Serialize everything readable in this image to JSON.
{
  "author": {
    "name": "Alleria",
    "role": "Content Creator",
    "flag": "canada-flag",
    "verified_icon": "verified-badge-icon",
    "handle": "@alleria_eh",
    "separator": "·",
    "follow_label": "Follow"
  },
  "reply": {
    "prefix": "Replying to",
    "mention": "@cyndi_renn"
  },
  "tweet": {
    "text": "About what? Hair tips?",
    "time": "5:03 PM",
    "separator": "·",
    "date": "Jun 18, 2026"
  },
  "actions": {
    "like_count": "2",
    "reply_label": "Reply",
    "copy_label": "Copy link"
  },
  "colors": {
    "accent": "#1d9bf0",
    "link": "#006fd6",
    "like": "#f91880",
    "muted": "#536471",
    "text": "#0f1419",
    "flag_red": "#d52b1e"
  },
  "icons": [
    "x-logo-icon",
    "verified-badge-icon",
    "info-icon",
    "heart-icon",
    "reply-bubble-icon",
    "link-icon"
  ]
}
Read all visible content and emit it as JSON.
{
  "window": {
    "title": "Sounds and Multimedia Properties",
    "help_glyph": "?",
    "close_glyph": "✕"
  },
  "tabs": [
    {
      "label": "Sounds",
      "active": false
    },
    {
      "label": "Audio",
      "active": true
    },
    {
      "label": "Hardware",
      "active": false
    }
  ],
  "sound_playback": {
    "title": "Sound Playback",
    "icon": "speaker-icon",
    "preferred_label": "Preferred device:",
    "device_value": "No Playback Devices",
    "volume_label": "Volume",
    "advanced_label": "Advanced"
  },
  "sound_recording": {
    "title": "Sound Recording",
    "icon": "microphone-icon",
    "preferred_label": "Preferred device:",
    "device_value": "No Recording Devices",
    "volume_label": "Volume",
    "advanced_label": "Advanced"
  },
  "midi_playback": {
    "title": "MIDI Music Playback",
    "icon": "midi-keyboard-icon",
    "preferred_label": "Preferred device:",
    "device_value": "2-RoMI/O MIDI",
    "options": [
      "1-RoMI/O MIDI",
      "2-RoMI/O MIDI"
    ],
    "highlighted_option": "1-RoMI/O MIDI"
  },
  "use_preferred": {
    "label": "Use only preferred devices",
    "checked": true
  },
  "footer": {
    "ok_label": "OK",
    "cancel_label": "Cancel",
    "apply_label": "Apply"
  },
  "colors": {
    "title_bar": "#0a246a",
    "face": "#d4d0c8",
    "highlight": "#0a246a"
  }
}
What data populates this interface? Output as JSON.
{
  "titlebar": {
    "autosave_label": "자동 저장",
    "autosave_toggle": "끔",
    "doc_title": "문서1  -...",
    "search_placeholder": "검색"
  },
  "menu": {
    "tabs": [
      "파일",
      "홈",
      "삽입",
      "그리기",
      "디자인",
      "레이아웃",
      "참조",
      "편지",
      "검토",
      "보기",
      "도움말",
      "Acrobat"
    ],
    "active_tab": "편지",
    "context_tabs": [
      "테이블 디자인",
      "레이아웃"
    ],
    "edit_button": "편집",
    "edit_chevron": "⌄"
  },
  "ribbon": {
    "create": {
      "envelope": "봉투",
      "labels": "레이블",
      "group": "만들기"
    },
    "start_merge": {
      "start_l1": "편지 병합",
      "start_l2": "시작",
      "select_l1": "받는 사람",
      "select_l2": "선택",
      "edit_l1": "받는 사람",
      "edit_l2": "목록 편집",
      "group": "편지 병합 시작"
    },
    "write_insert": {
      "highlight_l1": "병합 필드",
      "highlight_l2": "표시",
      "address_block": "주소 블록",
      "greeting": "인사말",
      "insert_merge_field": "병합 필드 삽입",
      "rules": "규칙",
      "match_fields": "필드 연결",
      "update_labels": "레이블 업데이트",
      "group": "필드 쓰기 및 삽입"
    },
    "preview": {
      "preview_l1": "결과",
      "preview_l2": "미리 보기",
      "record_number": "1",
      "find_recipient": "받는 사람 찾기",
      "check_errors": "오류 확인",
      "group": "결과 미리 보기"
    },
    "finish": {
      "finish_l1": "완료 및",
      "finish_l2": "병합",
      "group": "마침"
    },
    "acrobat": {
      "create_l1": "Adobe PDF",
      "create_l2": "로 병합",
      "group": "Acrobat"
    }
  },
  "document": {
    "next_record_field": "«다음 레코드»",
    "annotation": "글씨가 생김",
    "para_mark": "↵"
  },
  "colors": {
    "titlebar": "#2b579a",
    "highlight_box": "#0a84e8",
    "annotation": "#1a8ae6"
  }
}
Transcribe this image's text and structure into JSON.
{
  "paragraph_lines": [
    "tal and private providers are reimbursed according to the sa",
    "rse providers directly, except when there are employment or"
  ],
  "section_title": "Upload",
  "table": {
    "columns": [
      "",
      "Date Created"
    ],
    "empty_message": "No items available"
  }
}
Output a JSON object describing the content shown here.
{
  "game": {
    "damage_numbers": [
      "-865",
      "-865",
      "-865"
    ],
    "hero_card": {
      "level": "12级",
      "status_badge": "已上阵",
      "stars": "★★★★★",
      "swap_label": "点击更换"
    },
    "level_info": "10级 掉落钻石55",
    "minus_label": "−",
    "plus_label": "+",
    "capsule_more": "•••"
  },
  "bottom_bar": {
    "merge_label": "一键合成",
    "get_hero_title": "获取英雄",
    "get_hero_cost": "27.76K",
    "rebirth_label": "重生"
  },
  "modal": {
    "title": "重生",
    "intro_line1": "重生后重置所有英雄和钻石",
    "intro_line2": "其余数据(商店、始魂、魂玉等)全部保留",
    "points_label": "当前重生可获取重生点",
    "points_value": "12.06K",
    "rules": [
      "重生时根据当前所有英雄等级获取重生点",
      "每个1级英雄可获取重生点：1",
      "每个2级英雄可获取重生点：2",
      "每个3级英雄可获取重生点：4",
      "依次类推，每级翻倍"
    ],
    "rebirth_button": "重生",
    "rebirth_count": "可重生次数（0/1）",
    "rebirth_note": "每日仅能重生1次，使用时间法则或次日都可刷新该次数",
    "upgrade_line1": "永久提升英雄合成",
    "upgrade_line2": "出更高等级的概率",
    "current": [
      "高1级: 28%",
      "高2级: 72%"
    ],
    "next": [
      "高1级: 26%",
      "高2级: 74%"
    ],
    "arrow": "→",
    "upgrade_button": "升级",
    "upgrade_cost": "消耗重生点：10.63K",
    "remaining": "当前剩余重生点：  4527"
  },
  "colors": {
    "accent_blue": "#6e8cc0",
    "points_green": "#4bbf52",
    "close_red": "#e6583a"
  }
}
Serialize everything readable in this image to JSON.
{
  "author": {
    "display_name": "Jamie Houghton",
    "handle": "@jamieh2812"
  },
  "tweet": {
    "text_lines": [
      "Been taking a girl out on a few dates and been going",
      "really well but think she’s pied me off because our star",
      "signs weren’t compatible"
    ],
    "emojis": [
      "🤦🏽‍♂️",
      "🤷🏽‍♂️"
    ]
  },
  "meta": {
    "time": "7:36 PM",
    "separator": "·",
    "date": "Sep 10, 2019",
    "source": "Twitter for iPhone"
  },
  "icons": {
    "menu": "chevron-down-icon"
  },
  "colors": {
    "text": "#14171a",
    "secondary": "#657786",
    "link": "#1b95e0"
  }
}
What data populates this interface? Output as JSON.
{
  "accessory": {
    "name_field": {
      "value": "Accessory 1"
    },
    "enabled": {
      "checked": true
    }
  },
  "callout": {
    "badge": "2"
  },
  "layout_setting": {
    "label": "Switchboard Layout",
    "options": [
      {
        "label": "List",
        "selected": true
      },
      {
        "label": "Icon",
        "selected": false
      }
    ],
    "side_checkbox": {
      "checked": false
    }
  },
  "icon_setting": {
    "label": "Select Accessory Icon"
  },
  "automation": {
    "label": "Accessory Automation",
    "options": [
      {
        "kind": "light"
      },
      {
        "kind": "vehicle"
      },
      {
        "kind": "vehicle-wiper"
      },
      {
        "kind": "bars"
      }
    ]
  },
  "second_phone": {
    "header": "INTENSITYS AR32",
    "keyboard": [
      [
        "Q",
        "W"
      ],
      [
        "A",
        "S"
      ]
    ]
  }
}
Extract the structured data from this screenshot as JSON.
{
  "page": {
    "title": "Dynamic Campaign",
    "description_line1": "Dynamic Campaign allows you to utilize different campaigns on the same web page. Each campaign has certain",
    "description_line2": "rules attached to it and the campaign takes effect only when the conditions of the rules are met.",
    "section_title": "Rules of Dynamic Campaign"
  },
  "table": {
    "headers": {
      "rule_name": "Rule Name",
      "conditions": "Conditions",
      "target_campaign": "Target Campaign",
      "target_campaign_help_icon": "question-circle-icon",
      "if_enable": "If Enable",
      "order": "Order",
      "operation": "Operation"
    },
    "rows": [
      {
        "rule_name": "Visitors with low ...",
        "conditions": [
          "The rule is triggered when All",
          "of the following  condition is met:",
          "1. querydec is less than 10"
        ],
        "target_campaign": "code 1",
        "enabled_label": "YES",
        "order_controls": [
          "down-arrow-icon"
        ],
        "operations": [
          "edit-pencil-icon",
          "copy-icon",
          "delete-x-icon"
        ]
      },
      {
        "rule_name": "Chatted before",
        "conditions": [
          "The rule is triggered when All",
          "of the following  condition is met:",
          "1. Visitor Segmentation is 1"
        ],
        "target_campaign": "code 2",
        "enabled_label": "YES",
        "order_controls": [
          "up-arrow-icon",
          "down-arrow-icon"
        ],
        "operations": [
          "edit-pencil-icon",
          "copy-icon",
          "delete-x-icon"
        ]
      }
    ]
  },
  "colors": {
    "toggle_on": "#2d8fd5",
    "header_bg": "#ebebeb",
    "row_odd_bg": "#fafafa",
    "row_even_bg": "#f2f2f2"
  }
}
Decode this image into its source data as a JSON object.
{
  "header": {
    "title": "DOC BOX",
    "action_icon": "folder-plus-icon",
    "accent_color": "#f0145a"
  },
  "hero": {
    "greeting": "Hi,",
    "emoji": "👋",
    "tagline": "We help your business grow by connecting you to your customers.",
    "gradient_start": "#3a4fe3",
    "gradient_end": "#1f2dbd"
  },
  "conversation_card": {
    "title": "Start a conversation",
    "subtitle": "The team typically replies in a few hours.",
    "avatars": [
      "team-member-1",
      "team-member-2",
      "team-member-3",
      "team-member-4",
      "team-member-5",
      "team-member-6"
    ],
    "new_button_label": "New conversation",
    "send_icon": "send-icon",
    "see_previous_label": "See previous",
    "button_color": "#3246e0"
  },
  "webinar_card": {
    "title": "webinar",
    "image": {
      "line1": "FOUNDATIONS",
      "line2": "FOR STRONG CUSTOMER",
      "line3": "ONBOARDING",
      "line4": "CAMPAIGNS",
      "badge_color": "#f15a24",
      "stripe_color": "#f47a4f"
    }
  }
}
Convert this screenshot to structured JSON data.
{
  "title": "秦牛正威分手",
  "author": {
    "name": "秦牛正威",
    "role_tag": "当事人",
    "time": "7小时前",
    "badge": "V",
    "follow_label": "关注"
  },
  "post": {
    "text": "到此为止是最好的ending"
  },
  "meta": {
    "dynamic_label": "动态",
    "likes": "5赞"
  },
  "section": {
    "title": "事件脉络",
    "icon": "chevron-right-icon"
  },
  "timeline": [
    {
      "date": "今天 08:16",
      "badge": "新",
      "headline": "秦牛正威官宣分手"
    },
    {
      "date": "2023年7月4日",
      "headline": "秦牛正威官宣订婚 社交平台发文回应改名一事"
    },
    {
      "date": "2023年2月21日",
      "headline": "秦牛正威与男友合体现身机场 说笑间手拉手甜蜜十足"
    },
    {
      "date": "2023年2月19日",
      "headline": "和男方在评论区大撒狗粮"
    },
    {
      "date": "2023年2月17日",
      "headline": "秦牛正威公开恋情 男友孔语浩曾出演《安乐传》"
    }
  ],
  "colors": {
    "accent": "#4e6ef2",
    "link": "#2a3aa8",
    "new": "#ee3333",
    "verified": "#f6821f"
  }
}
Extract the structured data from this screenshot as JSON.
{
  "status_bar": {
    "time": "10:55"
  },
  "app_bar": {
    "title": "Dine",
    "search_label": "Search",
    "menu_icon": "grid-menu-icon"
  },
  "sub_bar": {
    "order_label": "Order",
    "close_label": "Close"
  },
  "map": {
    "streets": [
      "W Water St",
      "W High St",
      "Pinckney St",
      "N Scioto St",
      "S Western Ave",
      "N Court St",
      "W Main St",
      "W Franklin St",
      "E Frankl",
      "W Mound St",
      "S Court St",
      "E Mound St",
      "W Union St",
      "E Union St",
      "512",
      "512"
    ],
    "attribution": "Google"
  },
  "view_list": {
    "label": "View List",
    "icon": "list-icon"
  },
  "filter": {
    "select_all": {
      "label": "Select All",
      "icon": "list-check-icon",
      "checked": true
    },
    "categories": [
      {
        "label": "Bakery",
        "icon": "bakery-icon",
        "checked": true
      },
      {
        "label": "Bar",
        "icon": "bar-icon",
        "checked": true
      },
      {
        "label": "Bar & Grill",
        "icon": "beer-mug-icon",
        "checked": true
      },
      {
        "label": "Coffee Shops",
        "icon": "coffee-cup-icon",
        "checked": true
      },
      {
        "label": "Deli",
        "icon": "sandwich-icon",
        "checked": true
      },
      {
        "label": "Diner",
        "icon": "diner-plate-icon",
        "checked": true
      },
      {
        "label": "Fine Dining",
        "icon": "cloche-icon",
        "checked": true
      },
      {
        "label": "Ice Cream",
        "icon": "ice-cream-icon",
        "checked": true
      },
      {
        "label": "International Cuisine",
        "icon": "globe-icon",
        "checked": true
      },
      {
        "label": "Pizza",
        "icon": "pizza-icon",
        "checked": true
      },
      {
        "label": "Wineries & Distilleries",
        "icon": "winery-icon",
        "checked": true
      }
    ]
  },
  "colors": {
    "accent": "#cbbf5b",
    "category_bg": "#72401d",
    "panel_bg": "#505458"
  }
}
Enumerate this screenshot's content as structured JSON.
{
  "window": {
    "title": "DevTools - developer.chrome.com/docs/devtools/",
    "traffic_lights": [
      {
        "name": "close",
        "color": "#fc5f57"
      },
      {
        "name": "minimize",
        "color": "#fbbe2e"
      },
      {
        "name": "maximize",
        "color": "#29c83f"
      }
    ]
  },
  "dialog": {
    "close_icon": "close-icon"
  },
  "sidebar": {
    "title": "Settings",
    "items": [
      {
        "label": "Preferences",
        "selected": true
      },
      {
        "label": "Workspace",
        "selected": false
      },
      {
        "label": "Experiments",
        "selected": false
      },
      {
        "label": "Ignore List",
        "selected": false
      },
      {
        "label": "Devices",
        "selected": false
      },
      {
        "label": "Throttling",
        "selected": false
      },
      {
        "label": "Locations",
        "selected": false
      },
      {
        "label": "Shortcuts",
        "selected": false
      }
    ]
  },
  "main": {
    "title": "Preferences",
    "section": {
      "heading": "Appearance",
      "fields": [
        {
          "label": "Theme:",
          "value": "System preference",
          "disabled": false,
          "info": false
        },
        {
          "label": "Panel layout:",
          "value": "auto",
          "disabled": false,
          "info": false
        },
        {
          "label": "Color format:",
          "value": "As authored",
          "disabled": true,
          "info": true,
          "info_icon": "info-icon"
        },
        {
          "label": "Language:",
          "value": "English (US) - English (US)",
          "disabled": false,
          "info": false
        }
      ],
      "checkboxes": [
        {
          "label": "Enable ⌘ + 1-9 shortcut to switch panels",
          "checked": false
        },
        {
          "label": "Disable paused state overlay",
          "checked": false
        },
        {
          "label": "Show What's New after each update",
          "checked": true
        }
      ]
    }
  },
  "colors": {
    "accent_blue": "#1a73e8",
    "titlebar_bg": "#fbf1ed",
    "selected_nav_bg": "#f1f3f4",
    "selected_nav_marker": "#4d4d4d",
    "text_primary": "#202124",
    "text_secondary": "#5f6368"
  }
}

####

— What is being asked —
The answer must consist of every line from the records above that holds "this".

— Response to the task —
Serialize everything readable in this image to JSON.
What data populates this interface? Output as JSON.
Transcribe this image's text and structure into JSON.
Serialize everything readable in this image to JSON.
What data populates this interface? Output as JSON.
Extract the structured data from this screenshot as JSON.
Decode this image into its source data as a JSON object.
Convert this screenshot to structured JSON data.
Extract the structured data from this screenshot as JSON.
Enumerate this screenshot's content as structured JSON.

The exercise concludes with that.